The letter from which that extract is taken was dated in October 1773. In February 1776 Lady Chatham wrote to thank the Governor warmly, in her husband's name, for the favour and attention which Lord Pitt had received from his chief, in garrison and in the field. “Feeling all this, Sir," (so she proceeded,) “as Lord Chatham does, you will tell yourself with what concern he communicates to you a step that, from his fixed opinion with regard to the continuance of the unhappy war with our fellow-subjects of America, he has found it necessary to take.
It is that of withdrawing his son from such a service.” Two years afterwards, when the
1 “The time draws nigh for our dear Pitt joining his regiment at Quebec. What pain to part with him! And what satisfaction to see him go in so manly a manner, just in the age of pleasures !” Lord Chatham to Lady Stanhope ; March 23, 1774.
French war broke out, the family, (and who could blame them?) discovered a bright side to that great public calamity in the reflection that a son and brother could now return to the profession of arms with an easy conscience. Lord Pitt went back to the Service, and was appointed aide-de-camp to the Lieutenant-Governor of Gibraltar. He had not yet left England when Lord Chatham was struck down by death; but he sailed before the funeral, and handed over the post of chief mourner to his brother William. The House of Commons heard, with deep emotion, the noble words in which the dying man was said to have bidden his son honour a father's memory by responding on the instant to his country's call.2 Lord Pitt was rewarded for his filial behaviour by the privilege of taking his share in that immortal defence of our Mediterranean citadel which did so much to restore the imperilled supremacy, and to salve the wounded pride, of England.
The Earl of Effingham was a regimental officer, in the spring of life, and passionately attached to his vocation. At a moment when there was no fighting to be witnessed west of the Carpathians, he had joined the Russian army as a volunteer, and had gone through a campaign against the Turks with a name for conspicuous enterprise and valour.4 He did not belong to the class of people who are prone to self-questioning, and inclined to crotchets or fanaticisms. A plain, rather rough, country squire, he lived according to the less
1 Letter from the younger William Pitt to the Countess of Chatham ; March 19, 1778.
2 Speech of Lord Nugent ; May 13, 1778. Parliamentary History; Vol. XIX., page 1227.
3 In the Correspondence of the Marquis of Cornwallis, chapter i., Effingham is styled a Lieutenant General ; but, according to Collins's Peerage, he was not thirty years old in 1775. A note to the Parliamentary History describes him as a captain ; and that statement is borne out by the regimental lists preserved in the War Office. It was his father, the second Earl, who was a Lieutenant General.

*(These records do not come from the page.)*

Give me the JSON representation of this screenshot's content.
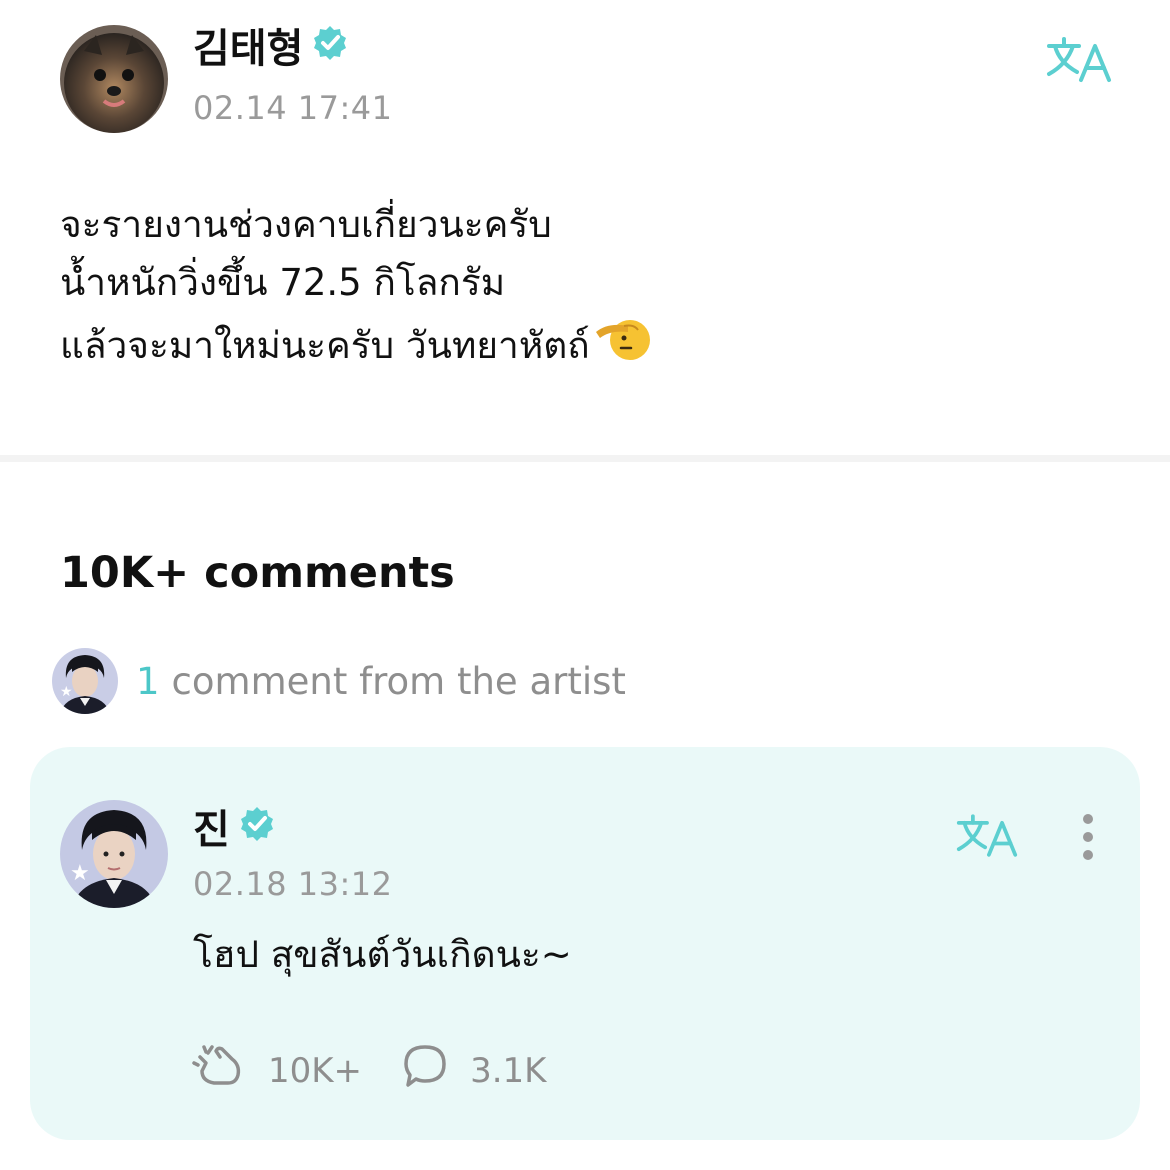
{
  "post": {
    "author": "김태형",
    "timestamp": "02.14 17:41",
    "lines": [
      "จะรายงานช่วงคาบเกี่ยวนะครับ",
      "น้ำหนักวิ่งขึ้น 72.5 กิโลกรัม",
      "แล้วจะมาใหม่นะครับ วันทยาหัตถ์"
    ],
    "emoji": "saluting-face"
  },
  "comments": {
    "heading": "10K+ comments",
    "artist_count": "1",
    "artist_label": "comment from the artist"
  },
  "artist_comment": {
    "author": "진",
    "timestamp": "02.18 13:12",
    "text": "โฮป สุขสันต์วันเกิดนะ~",
    "likes": "10K+",
    "replies": "3.1K"
  },
  "colors": {
    "accent": "#4cc7c8",
    "card_bg": "#eaf9f8",
    "muted": "#9a9a9a"
  },
  "icons": {
    "verified": "verified-badge-icon",
    "translate": "translate-icon",
    "like": "cheer-hand-icon",
    "reply": "speech-bubble-icon",
    "more": "more-vertical-icon"
  }
}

+ Lord Effingham's behaviour was specially marked in 1770, when almost the whole of the Turkish fleet was burned in a bay on the coast of Anatolia. It was the Sinope of that war,